The new album has seen Rip The System‘s evergreen chorus repurposed for a(nother) new song (it also features in Godlike, of course, among others), but the new version just fell rather flat live. Remarkably, so did Virus, the quasi-hiphop beats and squalling guitars all present and correct, and it seemed to pass by almost unnoticed and unrecognised by most of the crowd. Then again, KMFDM playing different old songs in the set is so rare, perhaps it was just shock.
The dynamic of the band – with the addition of, in the live environment, two guitarists from Lord of the Lost (complete with the light-up guitar on one occasion) – has also changed. The electronics, in some cases, were some way down in the mix, and where they were dropped entirely it was interesting to note that they became a pretty fucking ordinary rock band at that point.

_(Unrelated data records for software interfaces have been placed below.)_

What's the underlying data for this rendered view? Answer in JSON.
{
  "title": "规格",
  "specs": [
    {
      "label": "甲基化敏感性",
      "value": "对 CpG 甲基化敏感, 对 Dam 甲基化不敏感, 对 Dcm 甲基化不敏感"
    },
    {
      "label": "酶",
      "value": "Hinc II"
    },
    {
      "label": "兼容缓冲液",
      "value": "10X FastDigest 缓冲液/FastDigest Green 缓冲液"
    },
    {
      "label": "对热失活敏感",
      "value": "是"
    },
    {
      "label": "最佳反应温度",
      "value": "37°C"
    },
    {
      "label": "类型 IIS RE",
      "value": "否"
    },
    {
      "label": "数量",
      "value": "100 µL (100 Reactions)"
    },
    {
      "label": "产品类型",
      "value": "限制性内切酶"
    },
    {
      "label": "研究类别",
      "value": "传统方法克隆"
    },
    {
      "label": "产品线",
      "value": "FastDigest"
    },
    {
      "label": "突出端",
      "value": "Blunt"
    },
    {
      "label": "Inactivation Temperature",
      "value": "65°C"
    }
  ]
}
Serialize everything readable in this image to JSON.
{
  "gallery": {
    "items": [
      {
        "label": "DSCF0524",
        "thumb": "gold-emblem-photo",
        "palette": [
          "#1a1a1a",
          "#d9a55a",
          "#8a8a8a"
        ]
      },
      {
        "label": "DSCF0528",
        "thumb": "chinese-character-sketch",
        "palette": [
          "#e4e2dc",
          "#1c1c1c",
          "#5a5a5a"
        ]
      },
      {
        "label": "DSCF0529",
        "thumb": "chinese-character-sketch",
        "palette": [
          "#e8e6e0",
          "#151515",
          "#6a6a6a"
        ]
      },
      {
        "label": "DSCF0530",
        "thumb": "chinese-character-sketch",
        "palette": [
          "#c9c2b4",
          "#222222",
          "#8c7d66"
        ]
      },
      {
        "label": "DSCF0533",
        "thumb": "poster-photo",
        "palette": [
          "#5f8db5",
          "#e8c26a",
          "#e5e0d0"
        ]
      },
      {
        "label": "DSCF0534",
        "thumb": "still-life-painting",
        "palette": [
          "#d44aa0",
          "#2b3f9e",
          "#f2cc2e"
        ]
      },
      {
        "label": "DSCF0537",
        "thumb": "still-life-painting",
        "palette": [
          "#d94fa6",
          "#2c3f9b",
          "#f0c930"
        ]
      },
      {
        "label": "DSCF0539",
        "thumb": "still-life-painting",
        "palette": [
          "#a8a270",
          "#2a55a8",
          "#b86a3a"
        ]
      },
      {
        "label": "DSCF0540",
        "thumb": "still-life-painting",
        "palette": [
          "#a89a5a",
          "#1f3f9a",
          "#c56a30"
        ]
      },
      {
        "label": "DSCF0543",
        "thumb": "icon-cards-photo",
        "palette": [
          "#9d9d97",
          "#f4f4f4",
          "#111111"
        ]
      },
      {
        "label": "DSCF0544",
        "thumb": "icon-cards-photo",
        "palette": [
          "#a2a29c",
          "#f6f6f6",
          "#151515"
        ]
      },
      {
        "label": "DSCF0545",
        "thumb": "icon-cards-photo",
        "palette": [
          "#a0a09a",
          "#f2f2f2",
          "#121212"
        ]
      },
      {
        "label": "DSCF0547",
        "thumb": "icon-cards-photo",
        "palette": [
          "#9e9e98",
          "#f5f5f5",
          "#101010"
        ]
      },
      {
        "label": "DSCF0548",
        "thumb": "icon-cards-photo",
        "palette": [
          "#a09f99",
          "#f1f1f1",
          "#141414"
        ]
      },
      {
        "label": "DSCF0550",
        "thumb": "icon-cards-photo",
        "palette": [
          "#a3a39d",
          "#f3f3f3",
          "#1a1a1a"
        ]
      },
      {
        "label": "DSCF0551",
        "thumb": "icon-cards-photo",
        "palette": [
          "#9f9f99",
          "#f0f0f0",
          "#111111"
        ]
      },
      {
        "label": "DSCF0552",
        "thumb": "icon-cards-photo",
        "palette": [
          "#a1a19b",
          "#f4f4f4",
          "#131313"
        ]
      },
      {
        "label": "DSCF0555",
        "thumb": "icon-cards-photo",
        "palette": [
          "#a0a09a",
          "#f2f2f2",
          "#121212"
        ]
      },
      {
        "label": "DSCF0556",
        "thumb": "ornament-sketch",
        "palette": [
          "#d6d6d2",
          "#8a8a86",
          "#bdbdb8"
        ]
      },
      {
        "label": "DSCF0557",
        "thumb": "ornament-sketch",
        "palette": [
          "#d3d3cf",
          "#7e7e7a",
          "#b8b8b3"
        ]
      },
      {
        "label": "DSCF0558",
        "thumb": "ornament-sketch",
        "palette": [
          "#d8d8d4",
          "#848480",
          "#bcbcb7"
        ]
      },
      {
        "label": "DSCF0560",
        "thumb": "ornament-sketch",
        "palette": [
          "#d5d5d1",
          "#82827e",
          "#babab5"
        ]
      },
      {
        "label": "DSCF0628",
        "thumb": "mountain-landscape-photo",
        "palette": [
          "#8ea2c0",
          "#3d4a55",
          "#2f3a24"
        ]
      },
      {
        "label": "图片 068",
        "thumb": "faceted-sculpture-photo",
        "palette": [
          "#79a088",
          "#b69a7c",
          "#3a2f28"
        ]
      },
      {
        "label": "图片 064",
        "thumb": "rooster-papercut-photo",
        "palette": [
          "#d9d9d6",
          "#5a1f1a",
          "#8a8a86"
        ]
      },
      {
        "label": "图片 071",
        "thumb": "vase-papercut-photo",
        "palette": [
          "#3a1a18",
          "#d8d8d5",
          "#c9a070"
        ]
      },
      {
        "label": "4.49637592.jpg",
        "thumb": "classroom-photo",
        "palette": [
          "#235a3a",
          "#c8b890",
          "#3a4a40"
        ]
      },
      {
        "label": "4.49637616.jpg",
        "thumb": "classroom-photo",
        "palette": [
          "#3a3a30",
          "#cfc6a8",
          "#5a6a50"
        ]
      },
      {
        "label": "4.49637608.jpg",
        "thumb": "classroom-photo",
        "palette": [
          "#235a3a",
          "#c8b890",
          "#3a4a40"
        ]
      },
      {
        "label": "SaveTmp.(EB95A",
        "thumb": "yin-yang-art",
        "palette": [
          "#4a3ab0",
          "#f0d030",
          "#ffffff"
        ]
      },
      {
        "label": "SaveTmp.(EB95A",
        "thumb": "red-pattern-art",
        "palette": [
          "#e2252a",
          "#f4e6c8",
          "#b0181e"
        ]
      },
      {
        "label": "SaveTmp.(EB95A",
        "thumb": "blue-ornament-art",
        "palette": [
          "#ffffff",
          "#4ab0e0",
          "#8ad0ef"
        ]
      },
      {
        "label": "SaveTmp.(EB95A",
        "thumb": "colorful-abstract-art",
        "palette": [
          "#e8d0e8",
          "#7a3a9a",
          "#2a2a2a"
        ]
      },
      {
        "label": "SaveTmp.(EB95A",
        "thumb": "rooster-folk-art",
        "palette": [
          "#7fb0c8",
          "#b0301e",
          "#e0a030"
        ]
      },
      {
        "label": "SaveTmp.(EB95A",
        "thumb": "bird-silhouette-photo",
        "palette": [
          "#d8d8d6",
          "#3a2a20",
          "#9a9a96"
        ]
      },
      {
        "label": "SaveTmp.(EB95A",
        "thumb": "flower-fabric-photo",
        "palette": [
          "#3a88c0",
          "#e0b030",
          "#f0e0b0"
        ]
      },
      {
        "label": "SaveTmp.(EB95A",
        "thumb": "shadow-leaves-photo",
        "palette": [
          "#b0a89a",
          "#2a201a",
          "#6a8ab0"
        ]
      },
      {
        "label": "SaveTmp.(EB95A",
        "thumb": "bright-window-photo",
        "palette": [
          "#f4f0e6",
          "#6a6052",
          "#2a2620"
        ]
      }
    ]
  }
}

That said, the closing A Drug Against War sounded utterly immense in this format (better than I’ve ever heard it sound), and WWIII in the encore wasn’t far off. But, those damned guitars drowned out much of the good of Hau Ruck, and Godlike was fucked around with somewhat (again) that meant it took a little while to become familiar.
The sheer amount of new stuff, too, meant that some old favourites, so often played in recent years, were all missing. No Megalomaniac, no Son of A Gun, and no Light either (although I’ve never seen the latter, despite them playing it on other tour dates previously). Sascha has shown his distain in the past, mind, for constantly digging into the past, but it is odd just how little of the “classic” material they are now willing to play.
But with a new album that is good as it is, are we seeing a new era of the band? But will the fans follow, if it means losing even more of the old? Time will tell.